Exercise requirements » Search the material below for "date" and copy every line where it occurs.

Records supplied »
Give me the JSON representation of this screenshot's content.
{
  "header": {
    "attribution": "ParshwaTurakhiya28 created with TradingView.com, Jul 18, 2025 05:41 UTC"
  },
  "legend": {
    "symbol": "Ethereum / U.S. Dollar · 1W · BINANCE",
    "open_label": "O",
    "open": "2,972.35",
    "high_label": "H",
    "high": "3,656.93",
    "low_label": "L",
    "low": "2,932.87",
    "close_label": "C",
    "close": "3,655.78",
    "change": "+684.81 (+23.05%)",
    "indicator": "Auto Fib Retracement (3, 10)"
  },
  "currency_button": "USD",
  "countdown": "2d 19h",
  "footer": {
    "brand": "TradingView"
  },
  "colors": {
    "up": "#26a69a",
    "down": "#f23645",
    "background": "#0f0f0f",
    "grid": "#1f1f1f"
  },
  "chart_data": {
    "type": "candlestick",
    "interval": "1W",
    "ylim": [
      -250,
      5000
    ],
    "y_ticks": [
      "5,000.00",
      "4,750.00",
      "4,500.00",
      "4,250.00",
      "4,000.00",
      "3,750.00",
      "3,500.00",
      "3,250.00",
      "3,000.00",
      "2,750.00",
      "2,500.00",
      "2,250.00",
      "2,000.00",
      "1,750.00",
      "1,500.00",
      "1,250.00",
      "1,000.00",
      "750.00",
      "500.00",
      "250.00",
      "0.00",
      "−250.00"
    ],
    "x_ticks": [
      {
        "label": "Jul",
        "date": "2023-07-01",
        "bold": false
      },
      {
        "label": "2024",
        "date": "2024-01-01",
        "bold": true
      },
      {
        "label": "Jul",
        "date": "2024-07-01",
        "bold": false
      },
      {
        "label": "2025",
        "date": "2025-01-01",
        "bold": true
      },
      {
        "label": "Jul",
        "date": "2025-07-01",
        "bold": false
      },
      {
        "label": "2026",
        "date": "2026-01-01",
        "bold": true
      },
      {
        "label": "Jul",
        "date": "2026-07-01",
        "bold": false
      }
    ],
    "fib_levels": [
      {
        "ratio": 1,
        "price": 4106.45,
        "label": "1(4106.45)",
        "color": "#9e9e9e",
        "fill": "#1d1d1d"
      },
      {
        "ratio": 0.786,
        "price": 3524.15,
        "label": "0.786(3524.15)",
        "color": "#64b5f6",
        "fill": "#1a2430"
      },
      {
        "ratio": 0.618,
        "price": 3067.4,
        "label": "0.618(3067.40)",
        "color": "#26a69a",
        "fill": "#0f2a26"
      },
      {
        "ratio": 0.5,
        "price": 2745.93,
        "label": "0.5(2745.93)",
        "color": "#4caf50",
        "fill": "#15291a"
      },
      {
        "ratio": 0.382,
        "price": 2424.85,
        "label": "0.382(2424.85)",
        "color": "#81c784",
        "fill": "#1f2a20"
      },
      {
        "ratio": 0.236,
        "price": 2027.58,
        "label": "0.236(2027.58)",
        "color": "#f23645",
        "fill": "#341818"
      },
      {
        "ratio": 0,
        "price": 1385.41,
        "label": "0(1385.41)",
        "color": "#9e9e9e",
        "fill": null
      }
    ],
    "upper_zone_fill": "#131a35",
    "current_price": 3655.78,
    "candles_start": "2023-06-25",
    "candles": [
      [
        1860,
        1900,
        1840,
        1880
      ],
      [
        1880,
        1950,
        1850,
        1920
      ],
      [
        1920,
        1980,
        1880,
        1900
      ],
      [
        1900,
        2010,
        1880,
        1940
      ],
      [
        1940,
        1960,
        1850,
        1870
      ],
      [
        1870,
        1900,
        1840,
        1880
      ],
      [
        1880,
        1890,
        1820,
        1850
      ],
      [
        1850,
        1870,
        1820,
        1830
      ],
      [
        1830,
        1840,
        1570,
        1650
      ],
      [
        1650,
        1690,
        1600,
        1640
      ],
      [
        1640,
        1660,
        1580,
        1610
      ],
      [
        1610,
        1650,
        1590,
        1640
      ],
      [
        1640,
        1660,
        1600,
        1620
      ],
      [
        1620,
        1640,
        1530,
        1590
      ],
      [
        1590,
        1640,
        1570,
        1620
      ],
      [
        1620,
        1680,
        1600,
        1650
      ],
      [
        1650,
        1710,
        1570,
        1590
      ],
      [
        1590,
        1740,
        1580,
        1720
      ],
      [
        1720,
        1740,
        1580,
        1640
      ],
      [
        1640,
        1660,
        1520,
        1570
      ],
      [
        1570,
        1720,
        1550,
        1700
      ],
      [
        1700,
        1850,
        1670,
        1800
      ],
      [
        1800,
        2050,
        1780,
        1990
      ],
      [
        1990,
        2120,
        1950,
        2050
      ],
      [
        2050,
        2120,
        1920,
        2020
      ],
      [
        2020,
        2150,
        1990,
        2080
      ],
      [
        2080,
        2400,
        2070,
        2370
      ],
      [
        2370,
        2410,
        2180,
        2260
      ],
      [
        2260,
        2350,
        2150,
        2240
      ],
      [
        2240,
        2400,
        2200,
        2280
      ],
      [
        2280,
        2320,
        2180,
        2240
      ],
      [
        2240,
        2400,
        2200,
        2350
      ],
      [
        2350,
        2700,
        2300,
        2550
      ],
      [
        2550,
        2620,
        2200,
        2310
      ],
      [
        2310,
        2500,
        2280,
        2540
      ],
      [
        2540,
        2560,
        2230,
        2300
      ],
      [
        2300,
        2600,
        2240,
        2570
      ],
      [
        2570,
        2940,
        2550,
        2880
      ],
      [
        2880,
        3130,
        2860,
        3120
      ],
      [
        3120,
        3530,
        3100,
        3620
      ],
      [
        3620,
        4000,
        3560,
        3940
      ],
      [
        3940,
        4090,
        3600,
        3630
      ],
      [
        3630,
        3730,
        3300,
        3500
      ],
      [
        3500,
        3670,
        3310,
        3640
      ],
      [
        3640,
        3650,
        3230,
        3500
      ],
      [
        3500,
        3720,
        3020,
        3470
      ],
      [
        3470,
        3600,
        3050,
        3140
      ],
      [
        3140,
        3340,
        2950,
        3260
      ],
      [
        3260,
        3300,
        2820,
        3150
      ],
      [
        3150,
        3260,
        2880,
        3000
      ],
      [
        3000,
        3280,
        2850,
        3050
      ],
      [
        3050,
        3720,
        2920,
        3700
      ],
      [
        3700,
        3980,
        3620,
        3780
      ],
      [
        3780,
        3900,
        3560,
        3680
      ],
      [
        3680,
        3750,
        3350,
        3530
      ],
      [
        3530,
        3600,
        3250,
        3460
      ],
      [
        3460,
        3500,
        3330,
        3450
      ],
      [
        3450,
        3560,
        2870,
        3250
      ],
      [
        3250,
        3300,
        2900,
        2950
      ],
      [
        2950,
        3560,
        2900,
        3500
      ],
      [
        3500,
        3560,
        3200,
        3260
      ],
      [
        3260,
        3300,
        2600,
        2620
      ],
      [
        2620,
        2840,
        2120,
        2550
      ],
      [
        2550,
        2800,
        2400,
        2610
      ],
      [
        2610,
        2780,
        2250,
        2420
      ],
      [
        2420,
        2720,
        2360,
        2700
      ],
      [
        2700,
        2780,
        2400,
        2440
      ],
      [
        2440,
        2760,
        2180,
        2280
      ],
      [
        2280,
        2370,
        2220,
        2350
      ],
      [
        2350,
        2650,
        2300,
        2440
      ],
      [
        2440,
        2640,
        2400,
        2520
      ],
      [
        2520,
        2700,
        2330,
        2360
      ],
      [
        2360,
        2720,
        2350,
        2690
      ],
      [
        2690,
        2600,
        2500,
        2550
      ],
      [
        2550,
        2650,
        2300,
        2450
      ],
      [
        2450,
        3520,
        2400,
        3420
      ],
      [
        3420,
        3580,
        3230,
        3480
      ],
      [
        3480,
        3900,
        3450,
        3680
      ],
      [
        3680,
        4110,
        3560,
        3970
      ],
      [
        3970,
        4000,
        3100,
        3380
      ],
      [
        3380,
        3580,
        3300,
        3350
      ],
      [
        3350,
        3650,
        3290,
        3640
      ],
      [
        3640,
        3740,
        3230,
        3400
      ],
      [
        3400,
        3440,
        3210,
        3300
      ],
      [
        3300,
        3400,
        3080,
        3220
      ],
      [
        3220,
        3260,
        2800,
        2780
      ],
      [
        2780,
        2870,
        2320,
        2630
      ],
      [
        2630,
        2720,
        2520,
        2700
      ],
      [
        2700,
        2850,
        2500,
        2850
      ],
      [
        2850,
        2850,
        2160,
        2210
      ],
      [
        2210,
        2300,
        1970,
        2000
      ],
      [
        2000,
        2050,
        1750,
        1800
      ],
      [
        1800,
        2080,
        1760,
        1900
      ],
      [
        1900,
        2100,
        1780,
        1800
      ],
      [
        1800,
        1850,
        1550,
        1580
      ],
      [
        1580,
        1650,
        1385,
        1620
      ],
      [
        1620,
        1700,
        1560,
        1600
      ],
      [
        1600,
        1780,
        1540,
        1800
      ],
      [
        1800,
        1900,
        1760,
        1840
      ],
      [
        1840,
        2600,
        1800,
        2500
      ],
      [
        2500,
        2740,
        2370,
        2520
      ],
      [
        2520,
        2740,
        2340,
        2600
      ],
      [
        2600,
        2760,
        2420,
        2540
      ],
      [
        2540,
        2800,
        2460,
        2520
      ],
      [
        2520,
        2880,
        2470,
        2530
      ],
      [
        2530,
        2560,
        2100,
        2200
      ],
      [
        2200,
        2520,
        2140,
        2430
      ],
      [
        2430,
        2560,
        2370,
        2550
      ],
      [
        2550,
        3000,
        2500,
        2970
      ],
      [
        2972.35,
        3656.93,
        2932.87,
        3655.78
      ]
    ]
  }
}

Exercise result »
        "date": "2023-07-01",
        "date": "2024-01-01",
        "date": "2024-07-01",
        "date": "2025-01-01",
        "date": "2025-07-01",
        "date": "2026-01-01",
        "date": "2026-07-01",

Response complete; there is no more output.